- Online Forms: application and file upload – guidance
- Online Forms: requests and approvals – guidance
- Cultural questions – guidance
- Participant information sheet templates
- Potentially vulnerable study participants – guidance
- Recruitment and advertising materials – guidance
- Scientific peer review submissions – guidance
- Health information and data use – guidance
- Human tissue use – guidance
- Ethical standards for health and disability research
Recruitment and advertising materials – guidance
Recruiting participants into a clinical trial constitutes the initiation of the informed consent process. All recruiting methods and advertising materials must be reviewed by Health and Disability Ethics Committees (HDEC) before use.
What 'advertising material' includes
Advertising material is any material that is intended to solicit participation in a clinical trial. This includes television, radio, print (newspapers, bulletin boards, posters, flyers) and digital media (internet advertising and social media).

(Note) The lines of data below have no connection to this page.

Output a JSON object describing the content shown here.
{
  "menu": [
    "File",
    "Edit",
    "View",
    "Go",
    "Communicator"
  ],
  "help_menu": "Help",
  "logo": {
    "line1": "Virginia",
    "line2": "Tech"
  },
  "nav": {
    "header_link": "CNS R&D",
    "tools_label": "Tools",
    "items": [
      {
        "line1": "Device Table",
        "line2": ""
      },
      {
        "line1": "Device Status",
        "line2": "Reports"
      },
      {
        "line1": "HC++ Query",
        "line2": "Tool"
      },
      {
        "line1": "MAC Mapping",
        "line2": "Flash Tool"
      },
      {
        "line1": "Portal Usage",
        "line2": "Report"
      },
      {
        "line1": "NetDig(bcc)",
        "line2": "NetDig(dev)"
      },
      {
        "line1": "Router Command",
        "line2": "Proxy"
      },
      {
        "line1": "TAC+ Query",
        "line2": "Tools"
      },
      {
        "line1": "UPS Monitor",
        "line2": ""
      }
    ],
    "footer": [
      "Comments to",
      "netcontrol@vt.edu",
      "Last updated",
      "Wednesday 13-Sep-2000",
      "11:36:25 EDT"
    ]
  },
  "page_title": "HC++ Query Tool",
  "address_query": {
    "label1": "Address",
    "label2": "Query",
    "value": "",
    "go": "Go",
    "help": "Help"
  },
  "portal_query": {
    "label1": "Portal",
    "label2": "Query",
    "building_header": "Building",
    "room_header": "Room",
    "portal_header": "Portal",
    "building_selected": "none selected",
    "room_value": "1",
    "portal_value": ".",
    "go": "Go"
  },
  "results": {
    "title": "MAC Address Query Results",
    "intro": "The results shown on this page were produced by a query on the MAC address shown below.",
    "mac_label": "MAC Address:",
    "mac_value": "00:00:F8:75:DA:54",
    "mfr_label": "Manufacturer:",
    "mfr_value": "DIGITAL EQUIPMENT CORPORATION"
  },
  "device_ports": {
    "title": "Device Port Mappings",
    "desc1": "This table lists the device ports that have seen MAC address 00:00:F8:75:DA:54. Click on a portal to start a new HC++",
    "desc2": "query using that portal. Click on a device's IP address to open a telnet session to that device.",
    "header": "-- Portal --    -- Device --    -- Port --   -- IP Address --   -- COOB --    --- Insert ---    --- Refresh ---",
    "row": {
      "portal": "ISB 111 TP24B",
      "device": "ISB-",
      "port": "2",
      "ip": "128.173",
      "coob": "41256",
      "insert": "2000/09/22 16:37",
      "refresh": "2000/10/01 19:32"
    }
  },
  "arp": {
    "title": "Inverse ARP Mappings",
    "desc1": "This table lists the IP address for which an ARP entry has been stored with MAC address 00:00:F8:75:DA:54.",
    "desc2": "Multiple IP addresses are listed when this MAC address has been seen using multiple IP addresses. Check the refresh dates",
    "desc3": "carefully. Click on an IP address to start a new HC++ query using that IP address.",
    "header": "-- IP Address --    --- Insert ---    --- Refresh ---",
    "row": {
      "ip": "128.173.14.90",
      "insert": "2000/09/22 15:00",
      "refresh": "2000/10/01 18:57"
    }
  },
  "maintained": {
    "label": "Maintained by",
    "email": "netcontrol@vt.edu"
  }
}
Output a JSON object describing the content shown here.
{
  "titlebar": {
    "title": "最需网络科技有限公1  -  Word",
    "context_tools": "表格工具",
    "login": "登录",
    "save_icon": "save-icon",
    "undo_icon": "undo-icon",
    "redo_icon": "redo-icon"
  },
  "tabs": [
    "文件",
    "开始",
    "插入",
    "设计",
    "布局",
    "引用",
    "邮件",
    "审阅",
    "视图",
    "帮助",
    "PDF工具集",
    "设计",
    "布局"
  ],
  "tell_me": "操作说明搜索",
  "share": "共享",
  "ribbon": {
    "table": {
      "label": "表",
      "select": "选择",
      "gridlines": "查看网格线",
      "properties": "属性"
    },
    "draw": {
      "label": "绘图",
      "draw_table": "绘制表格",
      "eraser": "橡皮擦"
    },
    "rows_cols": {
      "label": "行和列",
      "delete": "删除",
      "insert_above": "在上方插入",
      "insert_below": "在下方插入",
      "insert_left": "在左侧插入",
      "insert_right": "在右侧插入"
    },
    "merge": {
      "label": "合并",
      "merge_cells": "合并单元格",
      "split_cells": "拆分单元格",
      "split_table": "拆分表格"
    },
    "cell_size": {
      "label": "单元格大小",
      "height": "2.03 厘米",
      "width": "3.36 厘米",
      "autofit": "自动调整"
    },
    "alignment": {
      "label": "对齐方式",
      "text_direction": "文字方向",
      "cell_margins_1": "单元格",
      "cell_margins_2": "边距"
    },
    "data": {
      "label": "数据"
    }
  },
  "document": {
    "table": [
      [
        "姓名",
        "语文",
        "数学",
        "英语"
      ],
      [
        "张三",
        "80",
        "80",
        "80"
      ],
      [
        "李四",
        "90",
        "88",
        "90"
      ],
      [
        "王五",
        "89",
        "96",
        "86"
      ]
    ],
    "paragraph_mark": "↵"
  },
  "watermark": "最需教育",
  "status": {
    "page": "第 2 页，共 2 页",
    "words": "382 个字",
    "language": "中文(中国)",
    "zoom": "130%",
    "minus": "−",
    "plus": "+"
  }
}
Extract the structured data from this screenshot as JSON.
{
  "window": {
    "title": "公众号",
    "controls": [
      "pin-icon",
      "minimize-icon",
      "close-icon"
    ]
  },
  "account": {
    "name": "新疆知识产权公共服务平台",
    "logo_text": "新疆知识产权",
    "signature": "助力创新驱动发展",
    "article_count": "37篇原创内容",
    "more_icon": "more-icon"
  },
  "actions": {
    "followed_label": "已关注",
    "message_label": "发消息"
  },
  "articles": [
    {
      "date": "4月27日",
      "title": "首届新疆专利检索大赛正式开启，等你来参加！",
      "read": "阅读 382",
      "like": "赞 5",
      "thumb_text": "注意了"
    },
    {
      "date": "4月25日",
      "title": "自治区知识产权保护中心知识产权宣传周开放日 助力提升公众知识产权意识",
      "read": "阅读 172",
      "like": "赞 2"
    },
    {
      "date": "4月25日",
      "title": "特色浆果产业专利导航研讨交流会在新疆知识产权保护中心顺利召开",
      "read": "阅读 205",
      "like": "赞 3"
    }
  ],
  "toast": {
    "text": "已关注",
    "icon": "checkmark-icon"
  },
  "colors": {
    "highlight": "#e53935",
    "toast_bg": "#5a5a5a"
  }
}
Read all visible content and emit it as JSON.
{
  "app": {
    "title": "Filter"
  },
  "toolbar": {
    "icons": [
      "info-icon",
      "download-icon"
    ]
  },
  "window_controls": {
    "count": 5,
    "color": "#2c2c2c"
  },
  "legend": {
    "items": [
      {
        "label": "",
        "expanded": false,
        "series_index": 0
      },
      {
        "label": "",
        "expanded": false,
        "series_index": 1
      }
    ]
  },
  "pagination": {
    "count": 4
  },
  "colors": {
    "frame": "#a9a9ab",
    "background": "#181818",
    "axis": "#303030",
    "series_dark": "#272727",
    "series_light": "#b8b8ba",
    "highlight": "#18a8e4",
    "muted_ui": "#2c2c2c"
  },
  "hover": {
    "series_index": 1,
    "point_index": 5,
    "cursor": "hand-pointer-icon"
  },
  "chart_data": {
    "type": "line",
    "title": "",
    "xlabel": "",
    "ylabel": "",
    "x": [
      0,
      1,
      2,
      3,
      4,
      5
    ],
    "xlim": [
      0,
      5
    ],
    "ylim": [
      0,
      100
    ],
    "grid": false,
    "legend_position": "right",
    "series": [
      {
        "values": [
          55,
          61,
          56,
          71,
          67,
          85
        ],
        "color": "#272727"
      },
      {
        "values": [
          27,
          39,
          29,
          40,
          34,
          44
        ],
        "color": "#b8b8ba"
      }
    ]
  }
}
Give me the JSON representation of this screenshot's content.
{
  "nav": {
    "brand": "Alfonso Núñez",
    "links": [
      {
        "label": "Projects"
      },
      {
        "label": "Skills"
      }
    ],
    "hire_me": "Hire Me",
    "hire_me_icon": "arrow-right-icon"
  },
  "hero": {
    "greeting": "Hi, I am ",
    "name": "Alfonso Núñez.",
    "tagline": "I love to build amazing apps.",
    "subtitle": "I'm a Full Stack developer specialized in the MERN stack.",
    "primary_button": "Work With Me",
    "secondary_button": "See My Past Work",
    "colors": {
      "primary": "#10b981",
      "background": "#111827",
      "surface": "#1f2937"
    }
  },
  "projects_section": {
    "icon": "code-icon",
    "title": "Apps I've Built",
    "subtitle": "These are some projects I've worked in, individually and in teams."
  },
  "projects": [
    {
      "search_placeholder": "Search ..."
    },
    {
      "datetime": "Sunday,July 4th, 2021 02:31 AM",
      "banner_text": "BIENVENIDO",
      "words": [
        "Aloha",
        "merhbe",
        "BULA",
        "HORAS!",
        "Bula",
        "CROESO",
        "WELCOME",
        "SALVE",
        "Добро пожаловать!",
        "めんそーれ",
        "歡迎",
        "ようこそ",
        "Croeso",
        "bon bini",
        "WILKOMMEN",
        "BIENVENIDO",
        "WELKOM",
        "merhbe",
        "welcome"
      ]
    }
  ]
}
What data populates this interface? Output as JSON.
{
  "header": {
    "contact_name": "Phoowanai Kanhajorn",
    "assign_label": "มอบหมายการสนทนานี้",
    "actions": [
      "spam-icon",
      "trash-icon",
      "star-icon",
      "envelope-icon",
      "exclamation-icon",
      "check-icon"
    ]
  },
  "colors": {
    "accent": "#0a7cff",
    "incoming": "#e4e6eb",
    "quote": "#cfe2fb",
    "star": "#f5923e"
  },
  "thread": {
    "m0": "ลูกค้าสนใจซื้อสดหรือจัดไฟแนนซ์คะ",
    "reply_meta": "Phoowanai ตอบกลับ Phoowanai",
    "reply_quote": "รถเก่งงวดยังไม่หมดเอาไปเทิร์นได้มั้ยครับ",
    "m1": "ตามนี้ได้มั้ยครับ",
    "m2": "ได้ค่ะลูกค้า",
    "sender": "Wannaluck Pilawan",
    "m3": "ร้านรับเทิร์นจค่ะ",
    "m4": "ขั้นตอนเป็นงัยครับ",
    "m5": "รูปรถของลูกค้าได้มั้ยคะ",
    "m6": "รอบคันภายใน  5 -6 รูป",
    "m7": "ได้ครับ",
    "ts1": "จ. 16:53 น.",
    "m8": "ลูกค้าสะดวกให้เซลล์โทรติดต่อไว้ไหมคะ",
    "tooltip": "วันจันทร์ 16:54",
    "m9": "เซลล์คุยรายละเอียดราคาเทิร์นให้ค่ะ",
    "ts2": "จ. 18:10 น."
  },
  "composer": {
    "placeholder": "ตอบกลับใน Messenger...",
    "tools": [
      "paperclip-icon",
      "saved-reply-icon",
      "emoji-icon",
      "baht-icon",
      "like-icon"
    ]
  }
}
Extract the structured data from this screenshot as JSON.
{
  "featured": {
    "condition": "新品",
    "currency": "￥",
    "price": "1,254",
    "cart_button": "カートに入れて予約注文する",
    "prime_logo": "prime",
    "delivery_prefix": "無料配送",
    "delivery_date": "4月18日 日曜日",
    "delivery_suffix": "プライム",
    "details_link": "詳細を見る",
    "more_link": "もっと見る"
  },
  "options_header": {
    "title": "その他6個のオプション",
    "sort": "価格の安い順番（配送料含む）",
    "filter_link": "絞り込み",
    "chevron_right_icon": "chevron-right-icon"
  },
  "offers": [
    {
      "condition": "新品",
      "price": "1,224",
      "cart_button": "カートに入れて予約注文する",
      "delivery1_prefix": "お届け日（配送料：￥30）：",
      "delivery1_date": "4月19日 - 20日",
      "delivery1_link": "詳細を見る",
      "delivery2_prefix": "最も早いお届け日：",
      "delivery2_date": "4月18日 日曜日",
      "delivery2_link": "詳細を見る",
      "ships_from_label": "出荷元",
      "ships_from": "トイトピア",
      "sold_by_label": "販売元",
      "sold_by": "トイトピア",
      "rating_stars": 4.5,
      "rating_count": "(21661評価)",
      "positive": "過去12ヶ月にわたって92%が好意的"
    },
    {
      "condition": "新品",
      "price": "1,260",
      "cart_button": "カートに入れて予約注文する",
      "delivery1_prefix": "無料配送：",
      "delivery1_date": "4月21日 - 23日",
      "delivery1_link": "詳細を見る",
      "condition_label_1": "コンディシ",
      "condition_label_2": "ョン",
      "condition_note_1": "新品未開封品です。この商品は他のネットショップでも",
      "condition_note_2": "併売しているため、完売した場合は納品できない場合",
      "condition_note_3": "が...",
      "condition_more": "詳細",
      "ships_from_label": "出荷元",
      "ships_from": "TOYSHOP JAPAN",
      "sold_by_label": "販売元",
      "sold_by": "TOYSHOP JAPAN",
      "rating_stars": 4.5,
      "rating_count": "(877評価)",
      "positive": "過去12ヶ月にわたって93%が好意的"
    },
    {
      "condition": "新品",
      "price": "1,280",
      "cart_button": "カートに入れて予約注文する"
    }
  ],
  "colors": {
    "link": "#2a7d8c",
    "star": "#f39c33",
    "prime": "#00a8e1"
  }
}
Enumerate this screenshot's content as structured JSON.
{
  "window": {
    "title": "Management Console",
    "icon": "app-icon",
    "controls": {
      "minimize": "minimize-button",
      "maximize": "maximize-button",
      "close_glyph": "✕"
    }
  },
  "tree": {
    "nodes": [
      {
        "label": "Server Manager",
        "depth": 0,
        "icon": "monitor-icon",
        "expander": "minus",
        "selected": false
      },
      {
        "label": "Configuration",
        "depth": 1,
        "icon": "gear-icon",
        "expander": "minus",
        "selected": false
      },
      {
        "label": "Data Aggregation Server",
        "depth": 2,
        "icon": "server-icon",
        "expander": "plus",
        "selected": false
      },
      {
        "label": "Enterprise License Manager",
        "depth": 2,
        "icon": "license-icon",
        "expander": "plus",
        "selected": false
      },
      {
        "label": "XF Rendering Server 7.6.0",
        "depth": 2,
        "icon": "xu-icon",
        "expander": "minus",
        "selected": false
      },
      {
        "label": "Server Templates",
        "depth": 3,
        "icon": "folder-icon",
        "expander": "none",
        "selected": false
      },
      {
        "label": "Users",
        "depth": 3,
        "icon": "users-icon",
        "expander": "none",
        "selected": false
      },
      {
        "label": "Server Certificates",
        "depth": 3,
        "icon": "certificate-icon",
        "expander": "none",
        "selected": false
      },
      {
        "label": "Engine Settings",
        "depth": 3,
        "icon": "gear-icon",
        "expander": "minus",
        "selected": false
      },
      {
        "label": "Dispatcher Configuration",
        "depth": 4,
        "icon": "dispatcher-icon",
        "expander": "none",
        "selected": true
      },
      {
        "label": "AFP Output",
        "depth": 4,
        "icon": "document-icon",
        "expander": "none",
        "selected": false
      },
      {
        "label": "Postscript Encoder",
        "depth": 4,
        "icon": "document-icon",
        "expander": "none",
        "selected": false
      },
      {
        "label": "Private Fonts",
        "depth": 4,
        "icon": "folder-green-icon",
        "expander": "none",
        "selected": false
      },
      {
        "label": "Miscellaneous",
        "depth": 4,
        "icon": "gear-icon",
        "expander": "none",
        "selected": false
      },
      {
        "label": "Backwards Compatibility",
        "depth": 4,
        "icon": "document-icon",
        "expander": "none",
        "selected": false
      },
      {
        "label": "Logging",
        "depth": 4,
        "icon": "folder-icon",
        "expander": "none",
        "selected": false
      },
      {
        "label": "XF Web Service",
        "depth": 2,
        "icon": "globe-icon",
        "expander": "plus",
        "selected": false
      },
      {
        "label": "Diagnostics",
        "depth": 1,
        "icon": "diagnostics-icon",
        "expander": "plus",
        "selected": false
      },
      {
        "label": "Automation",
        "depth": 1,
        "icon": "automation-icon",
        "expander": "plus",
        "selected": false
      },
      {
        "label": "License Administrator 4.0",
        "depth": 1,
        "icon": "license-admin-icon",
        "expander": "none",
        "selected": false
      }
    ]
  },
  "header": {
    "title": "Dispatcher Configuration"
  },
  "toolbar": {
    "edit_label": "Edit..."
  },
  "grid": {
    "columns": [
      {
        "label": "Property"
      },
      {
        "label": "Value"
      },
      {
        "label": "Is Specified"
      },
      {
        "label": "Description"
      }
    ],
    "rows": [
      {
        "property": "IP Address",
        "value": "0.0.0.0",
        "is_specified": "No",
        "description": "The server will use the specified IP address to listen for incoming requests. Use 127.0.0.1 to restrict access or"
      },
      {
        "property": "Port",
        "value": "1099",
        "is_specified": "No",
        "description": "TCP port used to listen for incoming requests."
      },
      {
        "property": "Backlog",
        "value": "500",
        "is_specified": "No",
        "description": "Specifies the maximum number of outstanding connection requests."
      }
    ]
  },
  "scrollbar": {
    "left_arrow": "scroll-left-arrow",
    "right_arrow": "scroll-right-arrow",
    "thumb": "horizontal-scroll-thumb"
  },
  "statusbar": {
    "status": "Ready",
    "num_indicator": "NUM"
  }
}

It does not include basic trial information posted on clinical trial registries.
Clinical trial advertising material
Clinical trial advertising material:
- should not be coercive or unduly influence individuals to participate and should:
- avoid statements of heroism or bravado, for example, ‘Help us develop better heart drugs’
- avoid unduly influential images
- avoid phrases that might exert pressure, such as ‘Hurry’, ‘Call now’, ‘Enrolment limited’.
- should not state or imply certainty of a favourable outcome or other benefits beyond what is outlined in the information and consent document and the protocol
- should not unduly promote compensation or benefits through the size of type used and other visual effects (bold text, different coloured text, animation, exclamation marks, etc)
- should not claim that the product being studied is safe or effective for the purposes under investigation or is known to be equivalent or superior to any other drug, biologic or device
- should not use terms such as ‘new treatment’, ‘new medication’ or ‘new drug’ for a product being studied without clarifying the investigation component. (Advertising may indicate the use of an approved product but must include details of the investigation process.)
- recruiting adults may specify compensation but should not emphasise, for example, by using larger or bold type, the amount to be paid
- recruiting a paediatric population should not specify compensation.